"The Rock," Michael Bay's gloriously over-the-top action hit from 1996, represents a transition stage forĀ Nicolas Cage. Fresh off winning an Academy Award for "Leaving Las Vegas," Cage ventured into blockbuster territory in his follow-up project, then rode the success into nineties action movie stardom with "Con Air and "Face/Off" the following year. It turns out, however, that the already highly established action hero Arnold Schwarzenegger was initially offered Cage's part before turning it down based on the shoddy quality of its screenplay.

It's difficult to say at what point exactly in the writing process Don Simpson, the other of half of a producing pair that included Jerry Bruckheimer, approached Schwarzenegger with the script considering how many changes the story went through. David Weisberg and Douglas Cook, who wrote the original spec script, have screenplay credits alongside rewriter Mark Rosner. However, Jonathan Hensleigh, who also helped write the follow-up Bay/Bruckheimer hit "Armageddon," contributed to the script but never received his due credit, much to his and Bay's chagrin. "The Rock" was also an early project for two household names of screenwriting, Aaron Sorkin and Quentin Tarantino.
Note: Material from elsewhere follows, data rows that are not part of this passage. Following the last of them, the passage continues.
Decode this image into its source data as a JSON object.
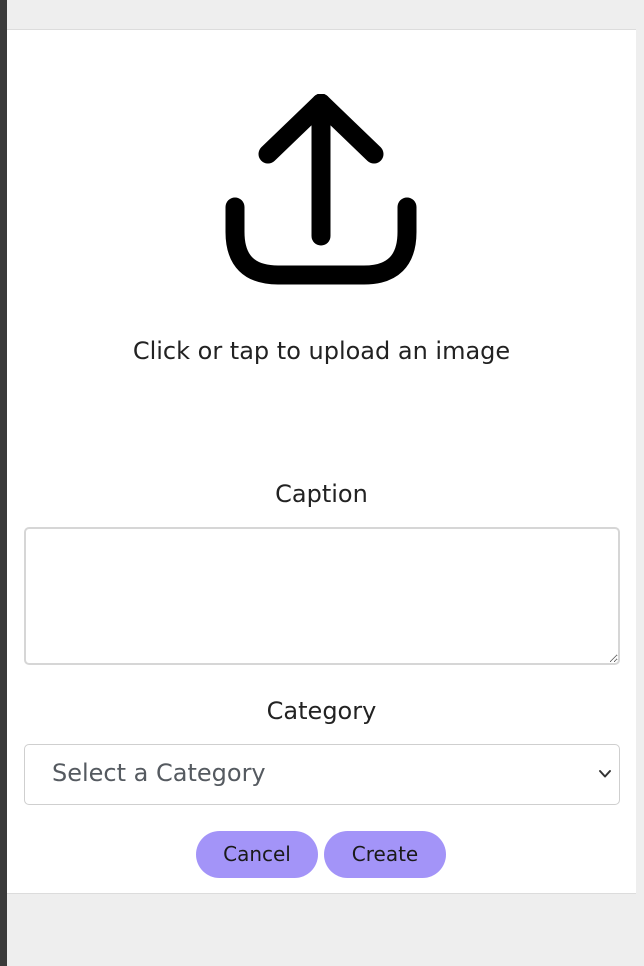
{
  "upload": {
    "icon": "upload-icon",
    "prompt": "Click or tap to upload an image"
  },
  "caption": {
    "label": "Caption",
    "value": ""
  },
  "category": {
    "label": "Category",
    "selected": "Select a Category",
    "icon": "chevron-down-icon"
  },
  "actions": {
    "cancel_label": "Cancel",
    "create_label": "Create"
  },
  "colors": {
    "button_bg": "#a394f8",
    "page_bg": "#eeeeee",
    "card_bg": "#ffffff"
  }
}
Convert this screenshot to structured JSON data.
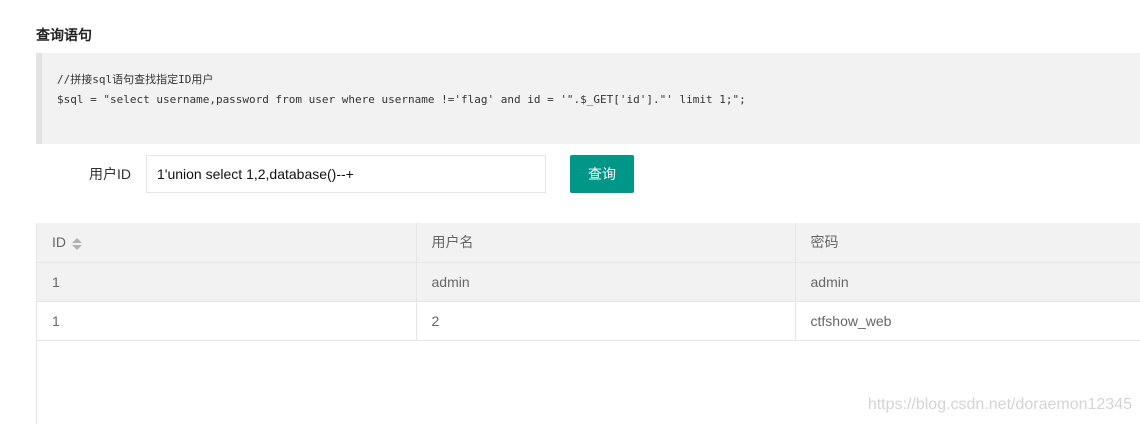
{
  "section_title": "查询语句",
  "code": {
    "comment": "//拼接sql语句查找指定ID用户",
    "statement": "$sql = \"select username,password from user where username !='flag' and id = '\".$_GET['id'].\"' limit 1;\";"
  },
  "form": {
    "label": "用户ID",
    "input_value": "1'union select 1,2,database()--+",
    "button_label": "查询"
  },
  "table": {
    "headers": [
      "ID",
      "用户名",
      "密码"
    ],
    "sort_icon": "sort-icon",
    "rows": [
      [
        "1",
        "admin",
        "admin"
      ],
      [
        "1",
        "2",
        "ctfshow_web"
      ]
    ]
  },
  "watermark": "https://blog.csdn.net/doraemon12345",
  "colors": {
    "accent": "#009688",
    "code_bg": "#f2f2f2"
  }
}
Can't Cage Arnold

Schwarzenegger recounts his experience with Simpson in an "Empire" magazine profile, telling about how the producer showed him the script while "wiped out" and "totally stoned." This was clearly not a final draft based on what Schwarzenegger had to say about it, and Simpson seemed hesitant to even let him read the full screenplay, probably because it wasn't yet complete:

"He has 85 pages with him and there are handwritten notes all over it by Jerry Bruckheimer. He says, 'Here, look at this script. But don't read it! Just, here's what the premise is...' He was all over the place. I said, 'Look, Don. I can't make a commitment based on what you're showing me here. You won't even let me read the script! Why don't you bake it some more, develop it some more and then we'll talk again.' He was very upset. He just walked out and then went to Nicolas Cage with the part."

The curious part about this plan is that, for all of the macho attitude that Bay imbues "The Rock" with, Cage's role as nerdy FBI scientist Dr. Stanley Goodspeed contrasts with the rest of the film's gristle for both comedic and suspenseful effect. This is especially true of the relationship with his screen partner Sean Connery, who plays maximum security inmate and master-of-escape John Mason. Schwarzenegger is arguably too much of an action star to convincingly pull that off (case in point: his role as a "regular dad" in "Jingle All the Way"), so the switch to Cage was probably the right move, even if Cage himself thought the character wasn't macho enough. Ironically, there's a case to be made that Nic Cage's next roles as bona fide action heroes would have been better for Arnold, but that's a debate for another time.